The consequence of this adherence to format over content is, as you pointed out, there's just no time for the really interesting characters. Ben has been CRIMINALLY underused so far. They clearly feel Miles' story is done and he's there for sarcastic barbs. Who knows what's happened to Desmond?

One of the other great things about last season is that it kept bringing up big questions as well. Can we change the past? Is 'destiny' always gonna get us or do we have a choice? Does whatever happened really happen? So far there's really been nothing like that. Having a character aware that they're in an alt universe would at least allow the characters to ask is this real or is the other real? Am I the product of my experiences or is there a core to my character that will never change? That's not possible because none of these characters even know that this is an alt universe, or rather that another one exists. It's like a House of M story, but where no-one remembers the 'real' universe. Of all the characters in an alt universe, Farraday would probably be the most entertaining for the viewer to watch for this very reason. Farraday was important to the show for me because he was the one who asked the questions the viewer was interested in and the ones that narrative reasons prevented any of the others from even bothering with. He was a powerful reason why the later seasons were stonger than the earlier ones, because you got the sense of a character who actually cared about the questions we the viewers care about too, rather than people just running round blindly because thats what the story requires them to do.

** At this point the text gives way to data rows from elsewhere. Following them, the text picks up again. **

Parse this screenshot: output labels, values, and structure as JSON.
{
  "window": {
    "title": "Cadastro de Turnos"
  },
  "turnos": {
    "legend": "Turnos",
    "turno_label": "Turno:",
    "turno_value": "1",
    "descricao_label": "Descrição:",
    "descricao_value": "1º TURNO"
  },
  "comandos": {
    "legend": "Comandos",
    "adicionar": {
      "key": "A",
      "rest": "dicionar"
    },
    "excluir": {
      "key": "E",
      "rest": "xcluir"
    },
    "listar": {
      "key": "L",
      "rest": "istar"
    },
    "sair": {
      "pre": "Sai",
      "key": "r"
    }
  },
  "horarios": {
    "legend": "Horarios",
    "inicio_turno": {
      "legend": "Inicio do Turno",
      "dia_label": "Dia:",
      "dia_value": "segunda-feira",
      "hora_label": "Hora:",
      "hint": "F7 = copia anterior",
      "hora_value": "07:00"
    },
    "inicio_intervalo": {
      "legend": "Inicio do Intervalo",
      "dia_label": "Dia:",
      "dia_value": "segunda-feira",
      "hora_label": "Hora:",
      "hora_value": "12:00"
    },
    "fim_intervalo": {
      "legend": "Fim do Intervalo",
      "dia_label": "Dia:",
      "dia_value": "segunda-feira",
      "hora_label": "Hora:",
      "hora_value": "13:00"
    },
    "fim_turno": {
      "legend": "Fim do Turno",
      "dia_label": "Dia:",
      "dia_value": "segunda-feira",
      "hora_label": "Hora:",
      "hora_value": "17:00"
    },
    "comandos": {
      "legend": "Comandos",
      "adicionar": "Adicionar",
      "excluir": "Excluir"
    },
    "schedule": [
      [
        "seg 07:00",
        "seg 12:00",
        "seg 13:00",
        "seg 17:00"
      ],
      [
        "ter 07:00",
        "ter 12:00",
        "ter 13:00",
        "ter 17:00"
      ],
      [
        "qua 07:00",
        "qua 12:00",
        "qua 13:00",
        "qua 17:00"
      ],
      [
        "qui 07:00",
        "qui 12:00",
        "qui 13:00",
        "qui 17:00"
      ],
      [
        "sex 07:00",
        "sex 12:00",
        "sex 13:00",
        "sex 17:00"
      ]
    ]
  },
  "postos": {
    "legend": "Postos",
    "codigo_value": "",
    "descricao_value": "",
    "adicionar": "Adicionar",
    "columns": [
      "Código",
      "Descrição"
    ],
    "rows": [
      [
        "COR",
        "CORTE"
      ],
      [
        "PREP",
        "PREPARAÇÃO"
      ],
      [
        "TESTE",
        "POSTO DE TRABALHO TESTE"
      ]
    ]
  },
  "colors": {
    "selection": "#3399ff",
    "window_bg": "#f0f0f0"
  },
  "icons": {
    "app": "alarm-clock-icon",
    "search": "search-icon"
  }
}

Anyway, like you, I'll keep watching and hoping. I'm pretty sure a few episodes in will leave no alternative but to pick up the main thread and start running.


ps I'm loving the web-series! Congrats

Patrick said...

That focus on the absence of Farraday makes a lot of sense, and I think the producers really underestimated both how great a character he was, and how key he was to a logical exploration of the mysteries of the island. He was the only character who seemed interested in finding out why things were happening the way they were. His absence brings us right back to the early years dynamic of people never asking the right questions, and the show going in loops.

And, I cited House of M in a previous review as a similarly terrible alternate reality. Lost is a character based show in some respects, but it always a more conceptual and story based one, and, particularly with almost all the season one original cast, the characters just aren't deep enough or compelling enough to sustain the sort of consequence free short stories they're doing in the alt-verse. At this point, you could make your own alt-verse Jack episode by pausing every few minutes and playing a random clip from Party of Five.

Having someone get switched with their alternate reality counterpart would have been a great way to tie the timelines together and keep things much more interesting. That would give the characters more of a goal, when now they're basically sitting around getting exposition and waiting for the story to start up again.

I think one of the biggest misconceptions that people had about the problems with seasons 2 and 3 is that the problem wasn't that we weren't getting answers, it was that episodes consisted solely of questions being raised without actual story happening. If the characters are developing and the story progressing, then 'answers' become a bonus, if nothing is happening and people are just sitting around, of course viewers are going to get frustrated at the lack of forward momentum.